What Acropolis reaffirmed to M-Sport

Acropolis was a much-needed reminder for M-Sport that it was doing the right things and just needed luck


Dovenby Hall wasn’t a place anybody wanted to be the week after Ypres Rally Belgium. Gus Greensmith even encouraged everyone to avoid the place – take a break and reset instead, he said.

But the hallways that house M-Sport’s World Rally Championship concern were a far happier place last week in the wake of Acropolis Rally Greece.

Yes, the result could have been better. First and second after Friday translated into fourth and fifth come the end on Sunday. But with just one Puma barely scraping the top 20 in Ypres, Greece was the perfect tonic to soften the blows of Belgium.


M-Sport team principal Richard Millener never lost faith, but even he must have begun to question how the team could dig itself out of an increasingly large hole. His patience was certainly tested – clear frustration spilling over in interviews and on social media too.

But Greece proved he was right all along. His belief in his people, and the product, wasn’t misplaced at all.

M-Sport and its Puma hadn’t suddenly become bad overnight since winning the Monte Carlo Rally at the start of the season. The car has remained a winner ever since, M-Sport just hadn’t – for one reason or another – necessarily always been able to showcase that at all points throughout the season.

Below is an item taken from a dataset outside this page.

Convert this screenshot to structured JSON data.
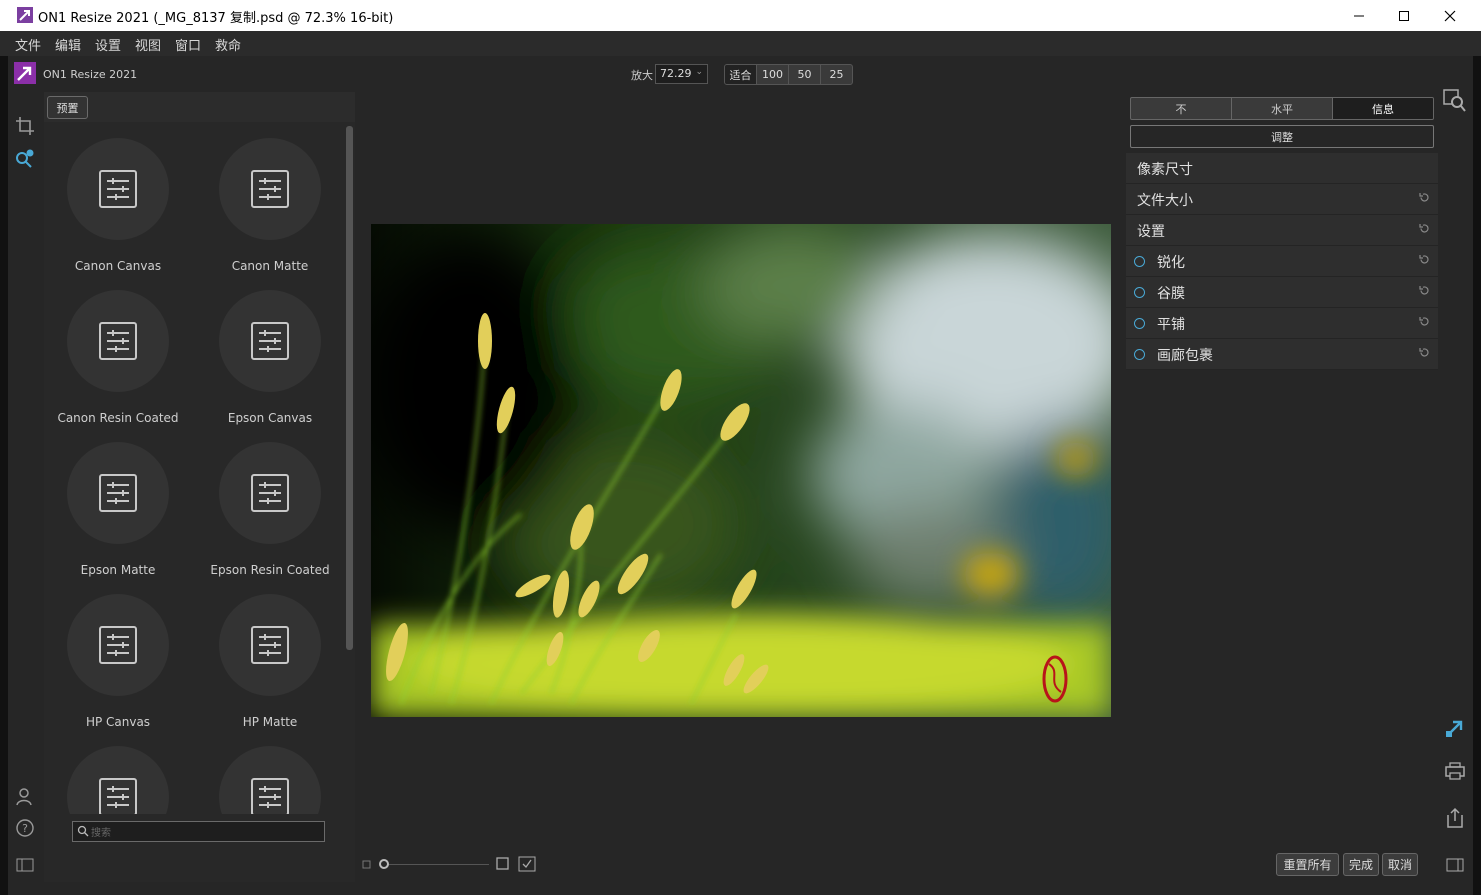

And the relief to have proved the point to the world was obvious – delight written all over Millener’s face in Lamia with Sébastien Loeb leading Pierre-Louis Loubet overnight.

“It’s just to prove what we’ve been saying for a long time, that we knew what we can do,” Millener told DirtFish.

“We’ve got the team, we’ve got the car, and we’ve got the guys and girls who’ve put so much commitment into getting us here.

“So many long days, long nights, arguing with each other because we just want to do the best. And then finally you get days like this where it all pays off.

“The guys in the team read everything that goes on around them. It can be very difficult to motivate people and then finally we can show what we’ve been talking about and what we’ve been saying we can do, we can do.

“Same people, same car. Just a different place. Bit of a reset, as Gus would have put it.

“There wasn’t much time for a reset as we had to go straight back and rebuild the cars but every time you get knocked down, you have to put it behind you, learn from it and keep going.


“And you know that one day it will come right, which it is doing.”

“I’ve never lost sight of what we can achieve together,” added managing director Malcolm Wilson.

“But to come here on a difficult rally like this and to be first and second at the end of day one, you can imagine I’m… as you can say, after the flack that we took on Ypres, on the last few rallies we just haven’t had the roll of the dice.

“But at the end of the day we’ve been in that position before, many times. We understand what you need to do.”

Some of that enthusiasm was washed away come the end of the rally as both Loeb (alternator) and Greensmith (engine) retired due to mechanicals and Loubet ceded ground with a puncture.

But, after three rallies where everyone expected M-Sport to do something good via Craig Breen, the takeaway for the entire team was that it still has plenty to fight for.

The effort the entire army of mechanics is pouring on hasn’t been in vain. M-Sport has the potential to win and looked every bit the winner with Loeb before he was slowed.

Plenty rightfully questioned M-Sport after Ypres, but its response in Greece – at least in terms of performance, if not results – was key to boosting morale for the rest of the season.


“I think we still have to look back at Friday,” Millener said on the rally’s final day.

“Yesterday was a tough one to swallow but we’re back in an OK position, fourth and fifth. If you’d have said that at the start of the weekend then we’d have to be happy with that.

“It’s one of those what-could-have-beens, perhaps. But it just goes to show how hard this event is. We aren’t the only ones to have problems so it’s been good, but maybe not what we hoped.

“It will come and it will work out for us; you can have horrible starts to a weekend that end up fantastic, which is what Hyundai did – and congratulations to them on their first ever 1-2-3. Hopefully it’s something we can replicate before too long!” Millener added.

“But like I said, we keep on going, we’re not beaten. We’ve still got three rallies left this year.”

The worry has to be that, yet again, it was Loeb who jumped into the Puma and started setting the timing screen alight rather than any of the full-time drivers.


But M-Sport isn’t in the race for either of the two championships this season. Perhaps it never really was with a weaker driver lineup than its two, richer rivals across the service park.

That doesn’t matter. What matters is that all the guys and girls right the way through the team have been reminded that, on its day, M-Sport can win. And that’s all the motivation they will ever need as the WRC takes a giant step into the unknown in New Zealand next week.